Uphilldowndale

Watching nature take its course, from the top of a hill in northern England

Galloping towards Spring

6 Comments

Coltsfoot,  Tussilago farfara, I’d  recently been thinking how I’d not seen this sunny little spring flower for donkey’s years, I’d even thought about going to see if it still grows in the place I remember it as a child (funny how I can remember where that is, but not where I’ve put my phone) and then I stumble upon a magnificent clump a few hundred yards from the house.

Coltsfoot 2

Historically it was used to treat coughs and asthma (although  the toxins it’s now known to contain wouldn’t have done your liver any good) my book also says it was dried and smoked, so that’s not going to improve your cough is it?

Gypsy folklore has it that wherever it grows, coal will be found below. And I have to say, that for the sake of my neighbours house we have to hope its a coal seam (which is entirely possible) and not a coal mine.

Coltsfoot

I’d been reminiscing with some friends about coltsfoot rock, a sweet we used to buy as children, it became apparent from the conversation, that it is a bit of northern delicacy (its made in Lancashire)  

Three sticks of Coltsfoot Rock

My memory is that it tastes not unlike liquorice, and a few weeks later I stumbled upon some in an old fashioned sweetie shop, I was looking for Parma Violets at the time, but that’s another story. I can confirm, it still tastes like liquorice. I bought some for my friends, one was so taken by the memory of it, she took some sticks home, broke them into pieces, so that she could make it last longer, I doubt we did that as kids.

 

 

Advertisements

Author: uphilldowndale

Watching the rhythm of rural life, from the top of a hill in northern England. Having spent most of my life avoiding writing, I now need to do it! I am no domestic goddess, but if I were expecting visitors to my home, I would whisk round with the duster and plump up the cushions and generally make the place look presentable. I hope that by putting my words where others may see them it will encourage me to ‘tidy up and push the Hoover around’ my writing. On the other hand I may just be adding to the compost heap. Only time will tell! Pull up a chair, sit yourself down, I’ll put the kettle on.

6 thoughts on “Galloping towards Spring

  1. That is not a sweet that I have ever come across.
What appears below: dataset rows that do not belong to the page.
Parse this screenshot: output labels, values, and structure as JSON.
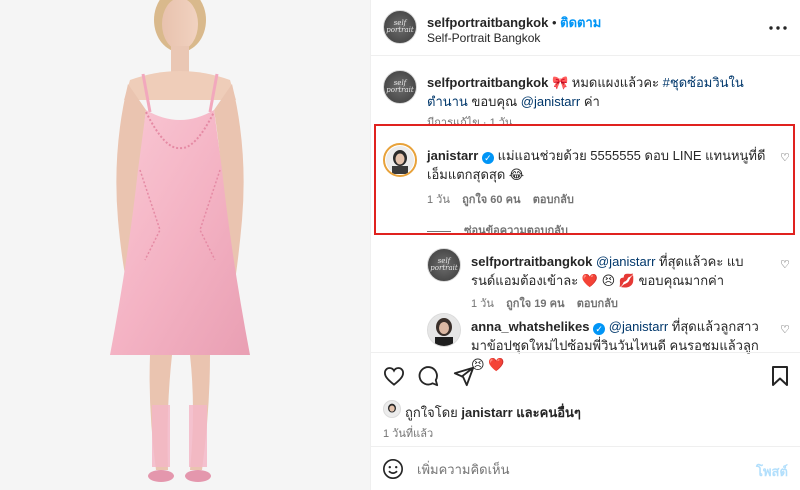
{
  "header": {
    "username": "selfportraitbangkok",
    "follow_label": "ติดตาม",
    "display_name": "Self-Portrait Bangkok",
    "more_icon": "more-horizontal-icon",
    "avatar_text": "self portrait"
  },
  "caption": {
    "username": "selfportraitbangkok",
    "text_before": "🎀 หมดแผงแล้วคะ ",
    "hashtag": "#ชุดซ้อมวินในตำนาน",
    "text_mid": " ขอบคุณ ",
    "mention": "@janistarr",
    "text_after": " ค่า",
    "meta": "มีการแก้ไข · 1 วัน"
  },
  "comment_main": {
    "username": "janistarr",
    "verified": true,
    "text": "แม่แอนช่วยด้วย 5555555 ดอบ LINE แทนหนูที่ดีเอ็มแตกสุดสุด 😂",
    "time": "1 วัน",
    "likes": "ถูกใจ 60 คน",
    "reply_label": "ตอบกลับ",
    "hide_replies": "ซ่อนข้อความตอบกลับ"
  },
  "replies": [
    {
      "username": "selfportraitbangkok",
      "mention": "@janistarr",
      "text": " ที่สุดแล้วคะ แบรนด์แอมต้องเข้าละ ❤️ 😣 💋 ขอบคุณมากค่า",
      "time": "1 วัน",
      "likes": "ถูกใจ 19 คน",
      "reply_label": "ตอบกลับ"
    },
    {
      "username": "anna_whatshelikes",
      "verified": true,
      "mention": "@janistarr",
      "text": " ที่สุดแล้วลูกสาว มาข้อปชุดใหม่ไปซ้อมพี่วินวันไหนดี คนรอชมแล้วลูก 😣 ❤️"
    }
  ],
  "actions": {
    "like_icon": "heart-outline-icon",
    "comment_icon": "comment-icon",
    "share_icon": "send-icon",
    "save_icon": "bookmark-icon"
  },
  "likes_line": {
    "prefix": "ถูกใจโดย ",
    "user": "janistarr",
    "suffix": " และคนอื่นๆ"
  },
  "post_time": "1 วันที่แล้ว",
  "comment_box": {
    "placeholder": "เพิ่มความคิดเห็น",
    "post_label": "โพสต์",
    "emoji_icon": "smiley-icon"
  },
  "colors": {
    "accent": "#0095f6",
    "highlight": "#e0221f",
    "dress": "#f4b8c8"
  }
}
  2. I’ve heard of coltsfoot, but it’s not found in most of the U.S. It’s an introduced plant here, and seems to be mostly in the northeastern states. On the other hand, it is in the groundsel tribe, and there are at least three groundsels I know of that are native to Texas. There may be more. They’re pretty plants, and the medicinal use for coltsfoot is right there in the name of the genus: Tussilago. After all, the medical name for whooping cough is pertussis, and there’s a cough syrup here called Pertussin. I couldn’t find the ingredients, to see if coltsfoot is included!

  3. It’s funny how childhood memories seem always to involve the senses — sights, tastes, feels. Sensory memories are among the most evocative. Marcel Proust’s madeleine is an obvious case in point.

    P.S. to Shoreacres, “tussis” is Latin for “cough” so any medical word with “tuss” or “tussi” in it has something to do with cough.

  4. I’d never heard of Coltsfoot Rock. Isn’t it funny how food used to be so geographically linked? Nowadays, children around here think that sloes growing on the blackthorn hedges around the fields are blueberries or olives – both unheard of in my childhood.

  5. Lovely post and pictures. I’ve never come across coltsfoot rock, but the name Swizzels is vaguely familiar . xx

Come on, join in.

Fill in your details below or click an icon to log in:

WordPress.com Logo

You are commenting using your WordPress.com account. Log Out /  Change )

Google photo

You are commenting using your Google account. Log Out /  Change )

Twitter picture

You are commenting using your Twitter account. Log Out /  Change )

Facebook photo

You are commenting using your Facebook account. Log Out /  Change )

Connecting to %s